In this study conducted with colleagues at Aravind Eye Hospital in Tamil Nadu, South India, we investigated the diagnosis and pathophysiology of severe MK in a setting with high incidence of disease. To ascertain the genes and pathways involved in pathophysiology, transcriptome analysis was done to compare bacterial and fungal corneal ulcer tissue (excised from patients at corneal transplantation) with non-infected normal cadaver cornea. A prospective observational cohort study was conducted to follow a cohort of approximately 250 severe MK patients over a 3 week period from time of presentation in order to identify predictors of clinical progression. Corneal scrape specimens obtained from this cohort were used to evaluate gene expression changes in these patients and to validate transcriptome results. Finally, IVCM was evaluated in this cohort for its diagnostic accuracy in severe ulcers, as well as its utility in monitoring disease progression or resolution.

Cellular morphological changes detected by laser scanning in vivo confocal microscopy associated with clinical outcome in fungal keratitis.

J.Chidambaram, N.Prajna, S.Palepu, S.Lanjewar, M.Shah, S.Elakkiya, P.Lalitha, D.MacLeod, and M.J.Burton

Scientific Reports, 2019, 9(1):8334

Epidemiology, Risk Factors and Clinical Outcomes in Severe Microbial Keratitis in South India
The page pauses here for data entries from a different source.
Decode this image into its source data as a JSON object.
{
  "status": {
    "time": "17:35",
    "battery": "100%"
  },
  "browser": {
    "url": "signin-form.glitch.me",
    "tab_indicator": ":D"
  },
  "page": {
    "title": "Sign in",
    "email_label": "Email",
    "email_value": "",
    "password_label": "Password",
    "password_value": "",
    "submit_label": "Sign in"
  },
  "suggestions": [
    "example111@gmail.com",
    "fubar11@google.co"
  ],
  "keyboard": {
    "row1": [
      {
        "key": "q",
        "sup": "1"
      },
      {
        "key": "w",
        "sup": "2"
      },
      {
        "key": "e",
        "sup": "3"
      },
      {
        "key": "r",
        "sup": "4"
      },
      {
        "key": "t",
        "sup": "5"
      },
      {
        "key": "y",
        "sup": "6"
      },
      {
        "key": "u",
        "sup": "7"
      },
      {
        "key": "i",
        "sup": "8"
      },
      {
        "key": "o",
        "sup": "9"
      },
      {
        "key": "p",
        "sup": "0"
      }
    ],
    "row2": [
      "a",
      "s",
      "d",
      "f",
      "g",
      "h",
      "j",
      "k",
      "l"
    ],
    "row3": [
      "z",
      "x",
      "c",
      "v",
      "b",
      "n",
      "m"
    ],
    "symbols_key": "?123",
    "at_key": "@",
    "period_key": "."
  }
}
J.D.Chidambaram, N.V.Prajna, P.Srikanthi, S.Lanjewar, M.Shah, S.Elakkiya, P.Lalitha and M.J.Burton

Ophthalmic Epidemiology, 2018, 25 (4): 297-305

In vivo confocal microscopy cellular features of bacterial, fungal and Acanthamoeba keratitis

J.D.Chidambaram, N.V.Prajna, S.Palepu, S.Lanjewar, M.Shah, S.Elakkiya, D.Macleod, P.Lalitha and M.J.Burton

American Journal of Ophthalmology, 2018, 190:24-33

Persistence of Innate Immune Pathways In Late Stage Human Bacterial And Fungal Keratitis: Results From A Comparative Transcriptome Analysis

J.D.Chidambaram, S.Kannambath, S.Palepu, M.Shah, P.Lalitha, S.Elakkiya, J.Bauer, N.V.Prajna, M.J.Holland, M.J.Burton

Frontiers in Cellular and Infection Microbiology, 2017, 7:193

In vivo confocal microscopy appearance of Fusarium and Aspergillus species in fungal keratitis

J.D.Chidambaram, N.V.Prajna, N.Larke, D.Macleod, P.Srikanthi, S.Lanjewar, M.Shah, P.Lalitha, S.Elakkiya, M.J.Burton

British Journal of Ophthalmology, 2017, 101(8):1119-1123

Prospective study of the diagnostic accuracy of the In Vivo Laser Scanning Confocal Microscope for Severe Microbial Keratitis

J.D.Chidambaram, N.V.Prajna, N.L.Larke, S.Palepu, S.Lanjewar, M.Shah, S.Elaikkya, P.Lalitha, N.Carnt, M.H.Vesaluoma, M.Mason, S.Hau and M.J.Burton

Ophthalmology, 2016, 123 (11): 2285-2293